## The task
Give the count of lines in the entries that include "JSON", and write nothing besides it.

## Given data
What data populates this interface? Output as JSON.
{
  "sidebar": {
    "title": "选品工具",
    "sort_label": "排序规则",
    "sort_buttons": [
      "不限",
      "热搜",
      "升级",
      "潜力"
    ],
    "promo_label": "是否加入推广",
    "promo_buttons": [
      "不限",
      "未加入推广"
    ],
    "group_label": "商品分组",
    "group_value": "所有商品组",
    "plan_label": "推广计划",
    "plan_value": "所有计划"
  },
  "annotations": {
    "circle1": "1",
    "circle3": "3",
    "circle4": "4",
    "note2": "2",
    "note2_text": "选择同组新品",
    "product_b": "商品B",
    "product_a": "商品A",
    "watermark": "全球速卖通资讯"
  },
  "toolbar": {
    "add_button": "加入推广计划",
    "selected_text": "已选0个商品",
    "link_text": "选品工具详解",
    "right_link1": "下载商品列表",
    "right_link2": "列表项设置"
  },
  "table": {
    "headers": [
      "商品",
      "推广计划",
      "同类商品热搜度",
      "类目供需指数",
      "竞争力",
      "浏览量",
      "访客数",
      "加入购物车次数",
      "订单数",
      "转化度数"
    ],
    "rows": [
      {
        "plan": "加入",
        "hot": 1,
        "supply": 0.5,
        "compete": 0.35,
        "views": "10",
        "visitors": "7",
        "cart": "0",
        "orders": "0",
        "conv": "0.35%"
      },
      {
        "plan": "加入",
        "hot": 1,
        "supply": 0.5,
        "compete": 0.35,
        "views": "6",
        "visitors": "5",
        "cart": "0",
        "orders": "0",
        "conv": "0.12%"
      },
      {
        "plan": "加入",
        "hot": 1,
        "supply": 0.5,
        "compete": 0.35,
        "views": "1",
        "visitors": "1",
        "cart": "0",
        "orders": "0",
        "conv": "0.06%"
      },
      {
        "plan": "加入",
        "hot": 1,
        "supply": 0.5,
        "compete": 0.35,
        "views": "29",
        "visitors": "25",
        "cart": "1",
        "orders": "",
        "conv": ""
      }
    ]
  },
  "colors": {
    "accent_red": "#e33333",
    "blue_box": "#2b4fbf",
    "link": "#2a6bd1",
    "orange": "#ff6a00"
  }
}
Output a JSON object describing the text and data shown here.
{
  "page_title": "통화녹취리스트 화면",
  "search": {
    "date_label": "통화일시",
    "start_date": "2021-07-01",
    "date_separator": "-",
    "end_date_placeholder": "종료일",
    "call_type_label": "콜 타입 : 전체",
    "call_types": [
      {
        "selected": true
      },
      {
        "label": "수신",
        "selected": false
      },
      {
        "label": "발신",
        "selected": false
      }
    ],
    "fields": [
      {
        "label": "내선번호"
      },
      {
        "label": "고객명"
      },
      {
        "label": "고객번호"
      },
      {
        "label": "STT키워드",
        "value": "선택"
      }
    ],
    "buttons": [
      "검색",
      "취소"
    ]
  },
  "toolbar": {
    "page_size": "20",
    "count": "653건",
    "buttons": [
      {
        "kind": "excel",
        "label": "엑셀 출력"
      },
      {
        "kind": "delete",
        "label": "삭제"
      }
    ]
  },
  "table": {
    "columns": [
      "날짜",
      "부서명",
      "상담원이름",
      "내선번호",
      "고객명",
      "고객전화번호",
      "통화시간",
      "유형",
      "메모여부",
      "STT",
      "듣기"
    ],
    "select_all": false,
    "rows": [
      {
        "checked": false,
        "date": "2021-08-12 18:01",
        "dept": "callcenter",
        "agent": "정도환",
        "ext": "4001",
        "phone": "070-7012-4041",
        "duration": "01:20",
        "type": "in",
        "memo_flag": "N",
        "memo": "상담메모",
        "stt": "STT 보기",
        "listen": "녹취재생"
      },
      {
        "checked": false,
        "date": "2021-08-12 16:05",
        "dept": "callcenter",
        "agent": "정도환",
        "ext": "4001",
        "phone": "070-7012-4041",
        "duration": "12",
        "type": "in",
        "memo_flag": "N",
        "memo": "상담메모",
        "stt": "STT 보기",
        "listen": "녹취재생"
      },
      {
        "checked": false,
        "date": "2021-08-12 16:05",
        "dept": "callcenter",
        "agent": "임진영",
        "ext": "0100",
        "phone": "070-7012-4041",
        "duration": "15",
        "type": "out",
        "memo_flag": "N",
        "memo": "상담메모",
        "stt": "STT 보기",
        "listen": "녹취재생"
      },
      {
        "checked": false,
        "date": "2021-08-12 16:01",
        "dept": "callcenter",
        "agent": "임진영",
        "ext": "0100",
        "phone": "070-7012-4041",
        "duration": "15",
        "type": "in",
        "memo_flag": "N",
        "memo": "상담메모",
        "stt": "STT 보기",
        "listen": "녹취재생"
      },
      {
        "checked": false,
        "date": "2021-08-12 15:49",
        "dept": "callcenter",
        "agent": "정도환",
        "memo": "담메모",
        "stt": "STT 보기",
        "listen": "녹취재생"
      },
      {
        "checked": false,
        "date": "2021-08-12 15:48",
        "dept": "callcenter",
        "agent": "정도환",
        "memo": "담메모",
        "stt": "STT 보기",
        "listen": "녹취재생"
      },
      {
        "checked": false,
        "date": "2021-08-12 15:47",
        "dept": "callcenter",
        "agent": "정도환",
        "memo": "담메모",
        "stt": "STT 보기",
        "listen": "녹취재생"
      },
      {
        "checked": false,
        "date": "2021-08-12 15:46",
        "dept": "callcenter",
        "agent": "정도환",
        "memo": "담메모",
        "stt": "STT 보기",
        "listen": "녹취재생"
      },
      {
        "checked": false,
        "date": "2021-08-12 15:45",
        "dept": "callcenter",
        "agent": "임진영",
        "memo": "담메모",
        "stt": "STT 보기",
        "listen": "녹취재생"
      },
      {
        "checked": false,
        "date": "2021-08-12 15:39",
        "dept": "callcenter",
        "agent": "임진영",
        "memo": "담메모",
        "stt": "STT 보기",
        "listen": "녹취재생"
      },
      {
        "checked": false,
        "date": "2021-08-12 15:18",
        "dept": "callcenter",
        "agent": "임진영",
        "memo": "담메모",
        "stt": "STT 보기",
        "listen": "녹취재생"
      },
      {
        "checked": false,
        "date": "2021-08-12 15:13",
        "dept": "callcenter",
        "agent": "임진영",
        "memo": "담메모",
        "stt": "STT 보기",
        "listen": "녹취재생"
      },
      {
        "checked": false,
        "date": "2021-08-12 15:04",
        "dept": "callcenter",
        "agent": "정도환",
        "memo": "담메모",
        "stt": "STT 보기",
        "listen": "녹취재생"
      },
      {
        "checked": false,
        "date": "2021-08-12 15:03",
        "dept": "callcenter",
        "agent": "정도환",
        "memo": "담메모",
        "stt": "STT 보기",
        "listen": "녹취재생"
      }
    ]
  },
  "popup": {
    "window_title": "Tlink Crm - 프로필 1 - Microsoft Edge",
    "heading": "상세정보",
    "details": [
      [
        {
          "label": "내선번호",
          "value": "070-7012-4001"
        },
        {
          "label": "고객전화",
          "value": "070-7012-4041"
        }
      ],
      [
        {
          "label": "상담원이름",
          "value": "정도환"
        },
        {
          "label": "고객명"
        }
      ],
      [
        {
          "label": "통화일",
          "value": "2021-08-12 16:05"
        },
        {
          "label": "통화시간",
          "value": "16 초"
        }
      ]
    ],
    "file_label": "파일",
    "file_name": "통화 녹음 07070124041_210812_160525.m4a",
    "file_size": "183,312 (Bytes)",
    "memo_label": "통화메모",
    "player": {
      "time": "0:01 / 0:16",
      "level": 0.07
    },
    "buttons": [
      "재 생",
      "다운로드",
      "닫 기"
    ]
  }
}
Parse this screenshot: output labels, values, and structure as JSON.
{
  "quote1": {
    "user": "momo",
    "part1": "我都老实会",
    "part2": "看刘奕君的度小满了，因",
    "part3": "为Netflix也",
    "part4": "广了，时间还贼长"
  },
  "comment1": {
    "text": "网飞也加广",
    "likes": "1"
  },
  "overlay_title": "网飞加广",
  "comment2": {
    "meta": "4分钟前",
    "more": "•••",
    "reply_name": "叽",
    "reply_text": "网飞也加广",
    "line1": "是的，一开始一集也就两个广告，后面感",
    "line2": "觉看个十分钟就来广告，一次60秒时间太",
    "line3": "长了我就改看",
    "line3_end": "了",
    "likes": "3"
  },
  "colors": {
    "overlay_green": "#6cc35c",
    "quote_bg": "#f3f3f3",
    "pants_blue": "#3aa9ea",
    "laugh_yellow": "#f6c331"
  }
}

## Response to the exercise
3